And then, when you’ve accepted the situation, accepted the realistic probability that the other person is not going to change, the decision of what to do will come naturally. Not that you have to make any effort. Not that you have to overthink it. You’ll know what to do. So you can decide all that later. But right now, just be willing to accept what is.
I asked if they can also acknowledge their own patterns. Not just focus on the other, but to turn their attention onto themselves and notice how they keep doing the same thing over and over again. Every time they call me to talk about their partner, there’s almost always some complaint, and often it’s the same complaint. But I don’t know what to say that I haven’t said already. I know that they don’t have to put up with it. I know that they’re holding on out of attachment more than genuine love. I know that they can do much better, and that they also have the potential to change. But they haven’t. And I can’t expect them to. I expect that I’ll be getting the same phone call again in a couple of weeks or a month, and a number of times after that.

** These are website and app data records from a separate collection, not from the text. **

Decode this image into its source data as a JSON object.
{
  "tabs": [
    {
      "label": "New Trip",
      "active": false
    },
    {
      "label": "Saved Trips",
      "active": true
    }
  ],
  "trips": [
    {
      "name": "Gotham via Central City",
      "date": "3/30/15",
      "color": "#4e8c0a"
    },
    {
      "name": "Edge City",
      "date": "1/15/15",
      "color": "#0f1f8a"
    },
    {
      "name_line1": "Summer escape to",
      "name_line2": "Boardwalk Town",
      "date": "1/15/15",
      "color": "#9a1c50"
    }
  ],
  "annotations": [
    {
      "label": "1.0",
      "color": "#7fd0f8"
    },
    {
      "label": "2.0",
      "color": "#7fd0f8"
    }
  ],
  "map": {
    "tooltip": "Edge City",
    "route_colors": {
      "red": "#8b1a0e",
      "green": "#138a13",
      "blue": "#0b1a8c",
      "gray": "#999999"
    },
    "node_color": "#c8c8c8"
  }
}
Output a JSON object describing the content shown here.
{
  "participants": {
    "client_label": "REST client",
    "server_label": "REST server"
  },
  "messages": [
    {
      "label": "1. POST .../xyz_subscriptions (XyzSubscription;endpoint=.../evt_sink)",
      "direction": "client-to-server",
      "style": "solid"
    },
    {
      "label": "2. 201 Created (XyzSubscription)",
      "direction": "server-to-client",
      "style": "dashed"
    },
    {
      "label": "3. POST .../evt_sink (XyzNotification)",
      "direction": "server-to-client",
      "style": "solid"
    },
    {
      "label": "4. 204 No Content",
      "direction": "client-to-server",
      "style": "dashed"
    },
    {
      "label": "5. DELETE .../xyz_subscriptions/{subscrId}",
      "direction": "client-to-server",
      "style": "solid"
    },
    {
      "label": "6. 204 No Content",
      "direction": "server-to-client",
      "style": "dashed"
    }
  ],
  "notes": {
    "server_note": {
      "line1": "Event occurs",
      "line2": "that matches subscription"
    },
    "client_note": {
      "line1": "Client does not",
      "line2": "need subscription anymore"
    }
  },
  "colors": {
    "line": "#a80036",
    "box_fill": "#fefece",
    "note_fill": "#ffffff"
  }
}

If I expected them to change every time this situation arises, I’d be as frustrated as they are. But I’ve come to accept the fact that they’re just not ready to change, for whatever the reason. And I’m not invested in the need for them to change. If they do, that would be wonderful. But if not, what good is it to be disappointed?
I see their potential. I know that they have the solution to the problem. I know what they’re capable of. And I would like to see them grow and evolve beyond this situation. But I don’t expect it. I accept the fact that they’ve gotten themselves stuck in this pattern. And as long as they come to me with their problems I’ll continue to do my best to encourage them in the direction of their potential. But if they don’t move in that direction, that’s not my concern. It’s their life, and they can do as they please. All I can do is offer a little perspective. But as far as change goes, that’s not up to me. And it’s not up to any of us to change anyone else.
So we need to stop investing so much energy into the expectation that the other person will change. And any situation in which we find ourselves disappointed or frustrated, we need to redirect our focus away from the other and onto ourselves. Are we frustrated because of what the other has done or hasn’t done, or are we really frustrated because of the expectation for them to behave differently? In, other words, do they cause the frustration within us, or do we cause that ourselves? Because if we had no expectation regarding them whatsoever, would we ever have any disappointment?
If we want to change our relationships, to get unstuck, to move in a forward direction, to grow and evolve, to be free from frustration and disappointment, we really need to stop expecting so much from our partners, and to expect much more from ourselves.